What is the market or technological trend that you can use to back your future innovation? Which innovations from other players in the industry or similar industries in your country or abroad come to mind? What are your customers looking for? How can you meet their current challenges?
Stretch your mind to go beyond the 2nd best to the best option. Once you have generated many options you will get a better understanding on the different innovative possibilities facing you. Nobel Prize winner Linus Pauling said “The way to get good ideas is to get lots of ideas and throw the bad ones away”.
How does your perfect solution look like? You will start building a series of criteria that will guide your selection and future building up of a valuable solution. (This is crucial to find “the secret”).
You can proceed by identifying potential flaws (your colleagues will volunteer to help you do this) and refining your idea to remove those flaws or turn them into leverage points. The weakness of an idea can become its strength in a different context. For instance, the product Post-It™ was the result of a failed attempt to create stronger glue for paper.
Some basic guidelines to adopt when giving creative and innovative input are as follows:
Finally, use “the secret of contextual thinking” from the first to the last moment of the process. This is simply stated “the ability to perceive, understand and value creative and innovative input from the other’s (your manager) perspective”. You may even get to the point where the ideas that you produce resonate so much on your managers that they will themselves carry them out. This ability builds up through insightful questioning and deep listening but it all starts with the intention (desire) to discover and understand deeply the cultivated (reasoned) viewpoints of others (try practicing with friends or relatives).

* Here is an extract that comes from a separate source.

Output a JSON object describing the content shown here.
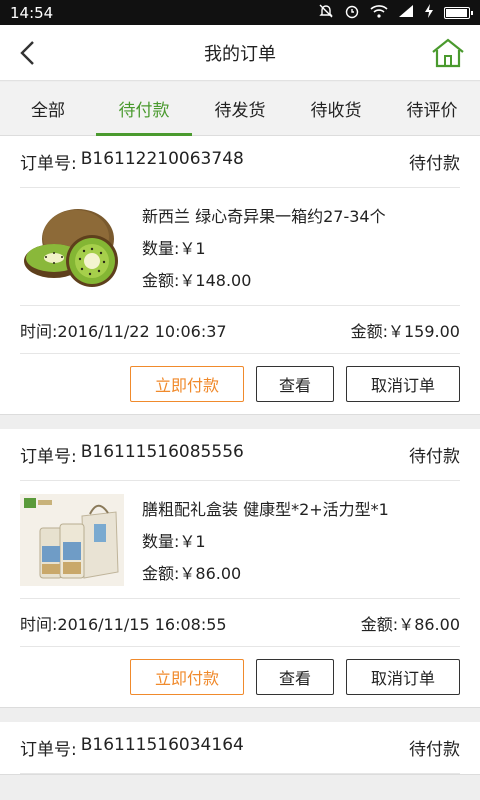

The leverage to “the secret of contextual thinking” is that the more you build trust in the existing managerial paradigm on creativity and innovation, the more you will be able to stretch that paradigm to enable the company to see beyond to the possibilities of new business models, markets or even redefining one’s industry. Are we not after all in a “City of Possibilities”?
Innovation has drawn tremendous attention in the business world over the last decades and seems to be up on the radar screens again. The character of Innovation has changed over time from the traditional research-based theory towards the knowledge-driven approach that is based heavily on our social networks. Innovation has made its way from the laboratory into all parts of business life.
“We need to increase productivity!” What sounds very reasonable on a country scale could be damaging on a company level.
Now, after nearly two years of recession the economy is back on track, i.e. companies of all sectors sell more. This is good news, isn’t it? It brings our productivity to new heights, meeting and even surpassing the levels we had seen before the recession. Stop! This is not really good news. This is expected news. Every company – well managed or not – will be able to show these figures. The question is: have companies used the time of low productivity to expand the productivity potential in preparation for the future?
Some time ago, I was facilitating a Six Sigma project group involved in solving a process challenge. This group had been working on defining the parameters regarding recruitment policies. This included the allocation of cubicle, phone number, password, printing of name cards, email, pass card, etc for the new hires. The process involved seven people, taking about five months to complete. The team had dutifully performed all the analysis required, used the necessary tools and come up with detailed process delays corresponding to different positions to be delivered to the new hires. It all pointed out to be a ‘people problem’. “If Mr X and Mrs Y did their job properly we would not have any delays” was the assumed concluded answer to all the problems.